**Your task**.
Scan the entries below for the word "Clasificación". Copy each line that has it.
╭─ Study material
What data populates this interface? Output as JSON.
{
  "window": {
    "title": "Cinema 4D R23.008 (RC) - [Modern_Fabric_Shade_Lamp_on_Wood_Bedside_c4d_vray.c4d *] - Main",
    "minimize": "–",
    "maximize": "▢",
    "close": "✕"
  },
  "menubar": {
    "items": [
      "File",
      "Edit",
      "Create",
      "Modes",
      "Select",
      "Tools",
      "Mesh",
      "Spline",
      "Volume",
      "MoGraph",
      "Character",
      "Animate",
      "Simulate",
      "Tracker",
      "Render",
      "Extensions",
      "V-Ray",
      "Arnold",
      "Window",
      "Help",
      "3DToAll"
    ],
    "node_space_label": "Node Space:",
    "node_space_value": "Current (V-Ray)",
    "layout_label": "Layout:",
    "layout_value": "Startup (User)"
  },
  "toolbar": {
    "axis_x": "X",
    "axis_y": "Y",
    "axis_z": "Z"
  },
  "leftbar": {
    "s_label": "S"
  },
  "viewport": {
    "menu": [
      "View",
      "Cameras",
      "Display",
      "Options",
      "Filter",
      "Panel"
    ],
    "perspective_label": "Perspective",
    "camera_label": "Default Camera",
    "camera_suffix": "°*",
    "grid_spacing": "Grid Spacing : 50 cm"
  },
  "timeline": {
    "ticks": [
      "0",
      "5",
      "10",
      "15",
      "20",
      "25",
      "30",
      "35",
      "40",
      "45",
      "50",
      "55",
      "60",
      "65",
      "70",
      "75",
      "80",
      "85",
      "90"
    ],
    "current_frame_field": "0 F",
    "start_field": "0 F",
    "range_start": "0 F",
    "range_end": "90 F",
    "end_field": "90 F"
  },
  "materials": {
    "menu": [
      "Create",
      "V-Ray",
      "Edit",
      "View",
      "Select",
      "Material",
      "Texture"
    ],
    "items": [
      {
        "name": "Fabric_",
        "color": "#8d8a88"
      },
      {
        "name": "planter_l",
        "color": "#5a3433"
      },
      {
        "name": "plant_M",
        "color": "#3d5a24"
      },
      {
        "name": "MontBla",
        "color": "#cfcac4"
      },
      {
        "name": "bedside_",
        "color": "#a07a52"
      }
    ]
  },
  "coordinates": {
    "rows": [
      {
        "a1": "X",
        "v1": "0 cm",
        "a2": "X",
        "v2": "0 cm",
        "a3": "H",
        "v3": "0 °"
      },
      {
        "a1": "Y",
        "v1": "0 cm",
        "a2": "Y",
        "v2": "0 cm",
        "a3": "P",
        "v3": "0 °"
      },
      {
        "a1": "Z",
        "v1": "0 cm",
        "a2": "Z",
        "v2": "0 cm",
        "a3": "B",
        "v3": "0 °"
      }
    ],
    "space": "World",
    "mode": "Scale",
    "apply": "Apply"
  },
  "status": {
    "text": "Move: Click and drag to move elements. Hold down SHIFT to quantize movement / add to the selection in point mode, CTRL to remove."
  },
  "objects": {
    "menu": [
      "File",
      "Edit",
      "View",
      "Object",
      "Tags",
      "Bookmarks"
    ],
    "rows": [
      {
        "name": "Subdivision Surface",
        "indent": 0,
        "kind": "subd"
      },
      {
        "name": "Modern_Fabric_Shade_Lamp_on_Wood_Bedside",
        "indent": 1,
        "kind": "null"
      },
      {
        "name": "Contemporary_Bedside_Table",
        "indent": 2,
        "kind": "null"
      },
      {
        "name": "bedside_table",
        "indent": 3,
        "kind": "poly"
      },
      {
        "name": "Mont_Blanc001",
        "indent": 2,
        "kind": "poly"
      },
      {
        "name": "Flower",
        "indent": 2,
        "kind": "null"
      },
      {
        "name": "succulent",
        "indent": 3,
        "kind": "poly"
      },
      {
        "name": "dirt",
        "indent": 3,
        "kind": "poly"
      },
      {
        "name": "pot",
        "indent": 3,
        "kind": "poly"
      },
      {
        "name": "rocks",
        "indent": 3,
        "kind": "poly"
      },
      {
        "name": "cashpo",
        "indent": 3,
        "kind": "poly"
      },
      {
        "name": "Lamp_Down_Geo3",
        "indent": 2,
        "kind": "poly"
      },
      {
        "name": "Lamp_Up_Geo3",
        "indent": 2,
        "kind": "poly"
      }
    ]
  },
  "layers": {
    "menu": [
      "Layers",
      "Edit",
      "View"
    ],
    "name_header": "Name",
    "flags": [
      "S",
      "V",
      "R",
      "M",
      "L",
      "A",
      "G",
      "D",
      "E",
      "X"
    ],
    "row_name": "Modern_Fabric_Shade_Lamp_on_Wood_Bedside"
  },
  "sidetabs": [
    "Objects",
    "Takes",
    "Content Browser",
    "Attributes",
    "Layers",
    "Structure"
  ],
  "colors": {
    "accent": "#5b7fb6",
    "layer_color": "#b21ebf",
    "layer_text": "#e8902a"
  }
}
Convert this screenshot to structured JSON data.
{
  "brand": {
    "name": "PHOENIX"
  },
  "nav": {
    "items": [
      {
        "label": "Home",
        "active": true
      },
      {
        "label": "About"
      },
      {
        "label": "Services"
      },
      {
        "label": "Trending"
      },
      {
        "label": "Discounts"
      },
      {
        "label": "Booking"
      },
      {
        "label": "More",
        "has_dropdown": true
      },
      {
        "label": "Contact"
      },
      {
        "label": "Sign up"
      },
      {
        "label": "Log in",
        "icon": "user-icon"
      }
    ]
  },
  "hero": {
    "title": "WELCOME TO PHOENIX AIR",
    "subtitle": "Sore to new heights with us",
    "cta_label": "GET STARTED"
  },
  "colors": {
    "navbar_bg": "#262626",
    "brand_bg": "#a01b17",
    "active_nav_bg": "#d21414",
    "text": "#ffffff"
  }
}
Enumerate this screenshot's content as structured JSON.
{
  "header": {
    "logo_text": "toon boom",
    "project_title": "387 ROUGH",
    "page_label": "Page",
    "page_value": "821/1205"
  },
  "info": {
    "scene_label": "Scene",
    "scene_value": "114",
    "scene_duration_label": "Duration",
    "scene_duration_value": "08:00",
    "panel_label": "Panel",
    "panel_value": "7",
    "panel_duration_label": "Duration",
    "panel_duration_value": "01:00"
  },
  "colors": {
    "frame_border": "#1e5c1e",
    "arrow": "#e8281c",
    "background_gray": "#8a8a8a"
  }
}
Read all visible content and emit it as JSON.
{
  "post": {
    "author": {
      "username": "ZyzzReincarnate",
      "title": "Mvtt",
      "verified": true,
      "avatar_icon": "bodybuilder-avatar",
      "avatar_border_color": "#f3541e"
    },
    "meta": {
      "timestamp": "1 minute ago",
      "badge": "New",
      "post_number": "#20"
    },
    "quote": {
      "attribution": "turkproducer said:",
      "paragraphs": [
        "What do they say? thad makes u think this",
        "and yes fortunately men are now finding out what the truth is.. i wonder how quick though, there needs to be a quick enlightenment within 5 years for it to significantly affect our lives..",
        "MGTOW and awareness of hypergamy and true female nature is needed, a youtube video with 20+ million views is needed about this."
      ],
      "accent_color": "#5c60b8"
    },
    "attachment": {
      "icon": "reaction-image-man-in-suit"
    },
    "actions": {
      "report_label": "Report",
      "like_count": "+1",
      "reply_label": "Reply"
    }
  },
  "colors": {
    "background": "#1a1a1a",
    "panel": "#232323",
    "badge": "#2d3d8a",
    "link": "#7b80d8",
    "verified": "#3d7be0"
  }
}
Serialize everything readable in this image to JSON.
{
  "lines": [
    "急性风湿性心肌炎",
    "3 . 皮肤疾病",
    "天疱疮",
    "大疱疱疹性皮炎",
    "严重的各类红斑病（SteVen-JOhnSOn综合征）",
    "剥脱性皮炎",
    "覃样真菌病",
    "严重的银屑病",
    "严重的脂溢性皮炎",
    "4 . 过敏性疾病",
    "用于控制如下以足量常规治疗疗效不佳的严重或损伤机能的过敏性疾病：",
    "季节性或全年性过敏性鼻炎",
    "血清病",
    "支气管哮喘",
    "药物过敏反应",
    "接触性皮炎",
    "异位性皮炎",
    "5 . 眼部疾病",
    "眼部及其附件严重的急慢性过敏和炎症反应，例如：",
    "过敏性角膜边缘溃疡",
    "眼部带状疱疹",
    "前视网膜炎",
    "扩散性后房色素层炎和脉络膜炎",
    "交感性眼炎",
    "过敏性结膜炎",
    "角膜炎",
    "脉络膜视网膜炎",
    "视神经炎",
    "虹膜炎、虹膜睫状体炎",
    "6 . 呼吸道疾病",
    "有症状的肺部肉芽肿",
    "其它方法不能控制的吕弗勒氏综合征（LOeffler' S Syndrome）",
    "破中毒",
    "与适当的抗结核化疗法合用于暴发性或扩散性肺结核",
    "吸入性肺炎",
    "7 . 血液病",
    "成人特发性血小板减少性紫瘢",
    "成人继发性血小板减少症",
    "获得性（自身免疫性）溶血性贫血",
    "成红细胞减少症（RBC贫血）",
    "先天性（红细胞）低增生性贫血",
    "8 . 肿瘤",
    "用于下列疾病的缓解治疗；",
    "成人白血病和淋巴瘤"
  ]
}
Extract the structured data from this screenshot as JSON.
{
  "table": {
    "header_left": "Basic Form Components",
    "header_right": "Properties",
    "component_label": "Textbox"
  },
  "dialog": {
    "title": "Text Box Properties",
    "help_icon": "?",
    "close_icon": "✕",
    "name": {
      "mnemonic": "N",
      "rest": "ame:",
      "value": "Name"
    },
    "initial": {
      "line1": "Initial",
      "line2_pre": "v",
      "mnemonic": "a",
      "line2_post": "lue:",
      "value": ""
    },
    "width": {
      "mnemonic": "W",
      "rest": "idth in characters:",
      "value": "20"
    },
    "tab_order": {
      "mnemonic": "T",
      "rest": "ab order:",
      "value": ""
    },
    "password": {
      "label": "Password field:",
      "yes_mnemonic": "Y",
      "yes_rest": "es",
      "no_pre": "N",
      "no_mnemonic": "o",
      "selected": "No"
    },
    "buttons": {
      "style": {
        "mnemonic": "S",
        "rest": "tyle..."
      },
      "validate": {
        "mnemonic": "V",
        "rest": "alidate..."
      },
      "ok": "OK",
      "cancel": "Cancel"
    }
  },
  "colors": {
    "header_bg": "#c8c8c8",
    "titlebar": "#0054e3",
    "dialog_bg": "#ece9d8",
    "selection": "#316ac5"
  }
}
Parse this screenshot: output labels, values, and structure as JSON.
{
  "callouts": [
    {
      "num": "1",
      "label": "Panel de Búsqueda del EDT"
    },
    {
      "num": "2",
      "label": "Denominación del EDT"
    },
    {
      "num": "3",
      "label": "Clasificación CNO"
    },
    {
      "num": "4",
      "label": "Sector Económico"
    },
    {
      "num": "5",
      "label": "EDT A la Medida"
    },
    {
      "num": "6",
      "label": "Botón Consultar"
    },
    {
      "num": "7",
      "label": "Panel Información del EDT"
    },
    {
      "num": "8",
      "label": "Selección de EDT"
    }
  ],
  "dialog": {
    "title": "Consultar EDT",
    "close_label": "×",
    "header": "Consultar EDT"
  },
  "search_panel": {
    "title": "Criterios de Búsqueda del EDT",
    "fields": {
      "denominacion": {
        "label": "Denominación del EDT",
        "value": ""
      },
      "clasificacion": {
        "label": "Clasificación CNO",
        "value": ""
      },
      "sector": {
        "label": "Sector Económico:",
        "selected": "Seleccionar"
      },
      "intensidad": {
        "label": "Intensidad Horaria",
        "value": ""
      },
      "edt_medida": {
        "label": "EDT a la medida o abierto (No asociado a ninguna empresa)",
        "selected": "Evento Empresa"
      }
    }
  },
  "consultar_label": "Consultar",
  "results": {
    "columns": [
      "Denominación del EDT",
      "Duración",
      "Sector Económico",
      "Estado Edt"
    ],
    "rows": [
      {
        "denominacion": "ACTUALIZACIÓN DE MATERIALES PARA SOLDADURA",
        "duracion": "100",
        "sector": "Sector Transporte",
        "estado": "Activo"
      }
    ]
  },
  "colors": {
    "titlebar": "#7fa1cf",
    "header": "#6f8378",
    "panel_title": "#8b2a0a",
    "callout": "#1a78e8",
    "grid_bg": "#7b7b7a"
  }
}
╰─
**Output of the exercise**.
      "label": "Clasificación CNO"
        "label": "Clasificación CNO",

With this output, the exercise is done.